> **Problem statement**: Copy the data precisely, keeping every character.

Records shown Start Marker

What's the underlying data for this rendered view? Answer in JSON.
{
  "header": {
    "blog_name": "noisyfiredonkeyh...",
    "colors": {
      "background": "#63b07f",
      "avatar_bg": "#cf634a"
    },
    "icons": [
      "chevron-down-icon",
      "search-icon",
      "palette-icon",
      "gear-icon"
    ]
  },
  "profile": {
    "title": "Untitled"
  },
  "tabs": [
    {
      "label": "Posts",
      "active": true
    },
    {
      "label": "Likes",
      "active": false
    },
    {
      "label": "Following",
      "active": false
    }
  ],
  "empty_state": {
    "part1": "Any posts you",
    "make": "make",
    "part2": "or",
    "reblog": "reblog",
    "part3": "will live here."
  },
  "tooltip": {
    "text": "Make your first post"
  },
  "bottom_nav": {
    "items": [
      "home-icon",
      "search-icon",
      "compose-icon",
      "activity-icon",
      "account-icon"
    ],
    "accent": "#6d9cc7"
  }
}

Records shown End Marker

> **Task solution**:
What's the underlying data for this rendered view? Answer in JSON.
{
  "header": {
    "blog_name": "noisyfiredonkeyh...",
    "colors": {
      "background": "#63b07f",
      "avatar_bg": "#cf634a"
    },
    "icons": [
      "chevron-down-icon",
      "search-icon",
      "palette-icon",
      "gear-icon"
    ]
  },
  "profile": {
    "title": "Untitled"
  },
  "tabs": [
    {
      "label": "Posts",
      "active": true
    },
    {
      "label": "Likes",
      "active": false
    },
    {
      "label": "Following",
      "active": false
    }
  ],
  "empty_state": {
    "part1": "Any posts you",
    "make": "make",
    "part2": "or",
    "reblog": "reblog",
    "part3": "will live here."
  },
  "tooltip": {
    "text": "Make your first post"
  },
  "bottom_nav": {
    "items": [
      "home-icon",
      "search-icon",
      "compose-icon",
      "activity-icon",
      "account-icon"
    ],
    "accent": "#6d9cc7"
  }
}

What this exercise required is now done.